* Dataset records *
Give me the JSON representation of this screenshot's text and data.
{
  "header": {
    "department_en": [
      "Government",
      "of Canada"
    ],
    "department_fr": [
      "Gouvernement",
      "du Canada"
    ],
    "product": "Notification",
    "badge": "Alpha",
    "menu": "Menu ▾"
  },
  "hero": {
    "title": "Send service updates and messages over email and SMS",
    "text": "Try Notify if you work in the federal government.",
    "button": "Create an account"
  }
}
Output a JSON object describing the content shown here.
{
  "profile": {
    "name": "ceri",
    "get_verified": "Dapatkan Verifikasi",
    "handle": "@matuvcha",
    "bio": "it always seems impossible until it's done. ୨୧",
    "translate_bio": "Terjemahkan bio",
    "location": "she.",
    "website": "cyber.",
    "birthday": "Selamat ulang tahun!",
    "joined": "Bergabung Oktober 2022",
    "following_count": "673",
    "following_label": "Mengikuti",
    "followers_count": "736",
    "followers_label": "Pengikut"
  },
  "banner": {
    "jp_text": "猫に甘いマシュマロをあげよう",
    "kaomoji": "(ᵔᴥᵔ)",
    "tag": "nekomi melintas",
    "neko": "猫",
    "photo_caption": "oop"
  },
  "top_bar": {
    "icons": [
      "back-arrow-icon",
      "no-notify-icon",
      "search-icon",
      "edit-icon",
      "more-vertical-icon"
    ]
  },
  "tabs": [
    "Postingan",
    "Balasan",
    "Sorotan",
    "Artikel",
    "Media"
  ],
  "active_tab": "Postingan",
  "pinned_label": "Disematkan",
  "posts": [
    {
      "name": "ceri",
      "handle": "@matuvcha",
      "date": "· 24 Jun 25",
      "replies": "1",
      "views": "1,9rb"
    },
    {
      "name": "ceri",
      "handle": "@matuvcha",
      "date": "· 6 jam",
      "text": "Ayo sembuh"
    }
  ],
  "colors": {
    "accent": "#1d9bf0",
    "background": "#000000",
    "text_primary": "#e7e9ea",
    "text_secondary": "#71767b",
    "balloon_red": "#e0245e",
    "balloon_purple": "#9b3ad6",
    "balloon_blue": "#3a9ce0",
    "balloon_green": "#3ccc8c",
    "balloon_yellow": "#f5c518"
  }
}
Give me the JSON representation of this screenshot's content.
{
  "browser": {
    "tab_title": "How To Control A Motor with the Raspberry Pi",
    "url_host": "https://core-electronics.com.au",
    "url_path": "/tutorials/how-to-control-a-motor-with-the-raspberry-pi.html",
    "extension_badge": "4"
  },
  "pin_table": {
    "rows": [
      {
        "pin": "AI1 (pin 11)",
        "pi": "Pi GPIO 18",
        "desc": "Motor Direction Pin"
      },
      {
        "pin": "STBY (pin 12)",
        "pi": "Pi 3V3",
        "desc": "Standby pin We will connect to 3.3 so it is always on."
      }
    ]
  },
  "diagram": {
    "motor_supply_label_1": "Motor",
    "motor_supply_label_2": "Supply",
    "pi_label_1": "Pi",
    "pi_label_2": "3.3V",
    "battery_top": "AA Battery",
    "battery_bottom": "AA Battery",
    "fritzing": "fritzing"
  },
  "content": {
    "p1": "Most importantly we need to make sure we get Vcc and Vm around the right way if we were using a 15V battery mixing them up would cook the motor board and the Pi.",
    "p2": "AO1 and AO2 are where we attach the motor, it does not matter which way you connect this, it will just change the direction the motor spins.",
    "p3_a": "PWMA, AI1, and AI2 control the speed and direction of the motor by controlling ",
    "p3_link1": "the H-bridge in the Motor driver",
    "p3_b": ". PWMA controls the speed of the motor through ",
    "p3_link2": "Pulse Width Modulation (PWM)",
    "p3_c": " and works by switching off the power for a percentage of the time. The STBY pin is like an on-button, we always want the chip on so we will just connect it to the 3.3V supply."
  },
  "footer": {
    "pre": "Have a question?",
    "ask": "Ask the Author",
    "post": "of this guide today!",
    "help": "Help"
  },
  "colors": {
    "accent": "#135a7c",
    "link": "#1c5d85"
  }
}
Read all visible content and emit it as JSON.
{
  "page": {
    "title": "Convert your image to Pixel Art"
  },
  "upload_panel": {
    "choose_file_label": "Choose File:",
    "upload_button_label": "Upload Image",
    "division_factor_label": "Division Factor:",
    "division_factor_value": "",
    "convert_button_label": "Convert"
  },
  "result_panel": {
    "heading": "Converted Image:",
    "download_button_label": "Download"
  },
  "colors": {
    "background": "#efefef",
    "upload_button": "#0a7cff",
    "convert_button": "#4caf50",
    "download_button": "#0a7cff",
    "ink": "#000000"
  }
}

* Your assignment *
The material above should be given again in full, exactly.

* Solution for this exercise *
Give me the JSON representation of this screenshot's text and data.
{
  "header": {
    "department_en": [
      "Government",
      "of Canada"
    ],
    "department_fr": [
      "Gouvernement",
      "du Canada"
    ],
    "product": "Notification",
    "badge": "Alpha",
    "menu": "Menu ▾"
  },
  "hero": {
    "title": "Send service updates and messages over email and SMS",
    "text": "Try Notify if you work in the federal government.",
    "button": "Create an account"
  }
}
Output a JSON object describing the content shown here.
{
  "profile": {
    "name": "ceri",
    "get_verified": "Dapatkan Verifikasi",
    "handle": "@matuvcha",
    "bio": "it always seems impossible until it's done. ୨୧",
    "translate_bio": "Terjemahkan bio",
    "location": "she.",
    "website": "cyber.",
    "birthday": "Selamat ulang tahun!",
    "joined": "Bergabung Oktober 2022",
    "following_count": "673",
    "following_label": "Mengikuti",
    "followers_count": "736",
    "followers_label": "Pengikut"
  },
  "banner": {
    "jp_text": "猫に甘いマシュマロをあげよう",
    "kaomoji": "(ᵔᴥᵔ)",
    "tag": "nekomi melintas",
    "neko": "猫",
    "photo_caption": "oop"
  },
  "top_bar": {
    "icons": [
      "back-arrow-icon",
      "no-notify-icon",
      "search-icon",
      "edit-icon",
      "more-vertical-icon"
    ]
  },
  "tabs": [
    "Postingan",
    "Balasan",
    "Sorotan",
    "Artikel",
    "Media"
  ],
  "active_tab": "Postingan",
  "pinned_label": "Disematkan",
  "posts": [
    {
      "name": "ceri",
      "handle": "@matuvcha",
      "date": "· 24 Jun 25",
      "replies": "1",
      "views": "1,9rb"
    },
    {
      "name": "ceri",
      "handle": "@matuvcha",
      "date": "· 6 jam",
      "text": "Ayo sembuh"
    }
  ],
  "colors": {
    "accent": "#1d9bf0",
    "background": "#000000",
    "text_primary": "#e7e9ea",
    "text_secondary": "#71767b",
    "balloon_red": "#e0245e",
    "balloon_purple": "#9b3ad6",
    "balloon_blue": "#3a9ce0",
    "balloon_green": "#3ccc8c",
    "balloon_yellow": "#f5c518"
  }
}
Give me the JSON representation of this screenshot's content.
{
  "browser": {
    "tab_title": "How To Control A Motor with the Raspberry Pi",
    "url_host": "https://core-electronics.com.au",
    "url_path": "/tutorials/how-to-control-a-motor-with-the-raspberry-pi.html",
    "extension_badge": "4"
  },
  "pin_table": {
    "rows": [
      {
        "pin": "AI1 (pin 11)",
        "pi": "Pi GPIO 18",
        "desc": "Motor Direction Pin"
      },
      {
        "pin": "STBY (pin 12)",
        "pi": "Pi 3V3",
        "desc": "Standby pin We will connect to 3.3 so it is always on."
      }
    ]
  },
  "diagram": {
    "motor_supply_label_1": "Motor",
    "motor_supply_label_2": "Supply",
    "pi_label_1": "Pi",
    "pi_label_2": "3.3V",
    "battery_top": "AA Battery",
    "battery_bottom": "AA Battery",
    "fritzing": "fritzing"
  },
  "content": {
    "p1": "Most importantly we need to make sure we get Vcc and Vm around the right way if we were using a 15V battery mixing them up would cook the motor board and the Pi.",
    "p2": "AO1 and AO2 are where we attach the motor, it does not matter which way you connect this, it will just change the direction the motor spins.",
    "p3_a": "PWMA, AI1, and AI2 control the speed and direction of the motor by controlling ",
    "p3_link1": "the H-bridge in the Motor driver",
    "p3_b": ". PWMA controls the speed of the motor through ",
    "p3_link2": "Pulse Width Modulation (PWM)",
    "p3_c": " and works by switching off the power for a percentage of the time. The STBY pin is like an on-button, we always want the chip on so we will just connect it to the 3.3V supply."
  },
  "footer": {
    "pre": "Have a question?",
    "ask": "Ask the Author",
    "post": "of this guide today!",
    "help": "Help"
  },
  "colors": {
    "accent": "#135a7c",
    "link": "#1c5d85"
  }
}
Read all visible content and emit it as JSON.
{
  "page": {
    "title": "Convert your image to Pixel Art"
  },
  "upload_panel": {
    "choose_file_label": "Choose File:",
    "upload_button_label": "Upload Image",
    "division_factor_label": "Division Factor:",
    "division_factor_value": "",
    "convert_button_label": "Convert"
  },
  "result_panel": {
    "heading": "Converted Image:",
    "download_button_label": "Download"
  },
  "colors": {
    "background": "#efefef",
    "upload_button": "#0a7cff",
    "convert_button": "#4caf50",
    "download_button": "#0a7cff",
    "ink": "#000000"
  }
}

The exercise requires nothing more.